Wherever the string "title" shows up in the records below, return that line.

> Records to process:
———
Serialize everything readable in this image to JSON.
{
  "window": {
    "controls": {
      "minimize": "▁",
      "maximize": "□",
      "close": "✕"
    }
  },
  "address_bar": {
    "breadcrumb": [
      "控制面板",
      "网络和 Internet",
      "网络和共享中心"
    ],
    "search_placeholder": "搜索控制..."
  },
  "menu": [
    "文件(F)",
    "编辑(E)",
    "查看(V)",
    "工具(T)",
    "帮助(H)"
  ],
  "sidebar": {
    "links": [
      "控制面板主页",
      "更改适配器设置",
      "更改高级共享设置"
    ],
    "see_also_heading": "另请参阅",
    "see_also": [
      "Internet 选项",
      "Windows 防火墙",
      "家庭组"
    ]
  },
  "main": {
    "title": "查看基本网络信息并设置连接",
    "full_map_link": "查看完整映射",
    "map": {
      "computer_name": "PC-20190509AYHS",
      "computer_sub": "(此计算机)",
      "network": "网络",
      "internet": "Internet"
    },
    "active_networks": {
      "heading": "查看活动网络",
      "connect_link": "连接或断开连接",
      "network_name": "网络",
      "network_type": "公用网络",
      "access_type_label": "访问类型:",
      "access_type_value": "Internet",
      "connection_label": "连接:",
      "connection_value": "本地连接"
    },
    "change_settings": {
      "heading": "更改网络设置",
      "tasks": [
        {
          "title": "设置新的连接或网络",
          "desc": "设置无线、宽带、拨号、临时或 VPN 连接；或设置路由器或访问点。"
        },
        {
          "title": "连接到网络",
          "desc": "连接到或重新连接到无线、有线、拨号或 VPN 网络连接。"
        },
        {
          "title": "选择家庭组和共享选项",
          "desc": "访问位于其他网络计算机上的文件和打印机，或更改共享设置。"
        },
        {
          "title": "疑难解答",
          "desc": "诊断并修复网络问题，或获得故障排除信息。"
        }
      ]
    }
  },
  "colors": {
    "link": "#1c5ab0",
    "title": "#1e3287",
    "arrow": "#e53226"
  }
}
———
> Exercise result:
    "title": "查看基本网络信息并设置连接",
          "title": "设置新的连接或网络",
          "title": "连接到网络",
          "title": "选择家庭组和共享选项",
          "title": "疑难解答",
    "title": "#1e3287",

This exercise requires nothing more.